> **What you are asked to do**: Reproduce all entries precisely, down to the last character.

> **Stored data**:
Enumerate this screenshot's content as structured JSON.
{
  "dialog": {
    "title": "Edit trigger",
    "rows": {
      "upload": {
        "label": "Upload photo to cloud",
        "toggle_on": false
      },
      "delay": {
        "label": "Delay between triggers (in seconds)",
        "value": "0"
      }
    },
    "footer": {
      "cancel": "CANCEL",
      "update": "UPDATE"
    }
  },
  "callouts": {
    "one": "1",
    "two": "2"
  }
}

> **Result**:
Enumerate this screenshot's content as structured JSON.
{
  "dialog": {
    "title": "Edit trigger",
    "rows": {
      "upload": {
        "label": "Upload photo to cloud",
        "toggle_on": false
      },
      "delay": {
        "label": "Delay between triggers (in seconds)",
        "value": "0"
      }
    },
    "footer": {
      "cancel": "CANCEL",
      "update": "UPDATE"
    }
  },
  "callouts": {
    "one": "1",
    "two": "2"
  }
}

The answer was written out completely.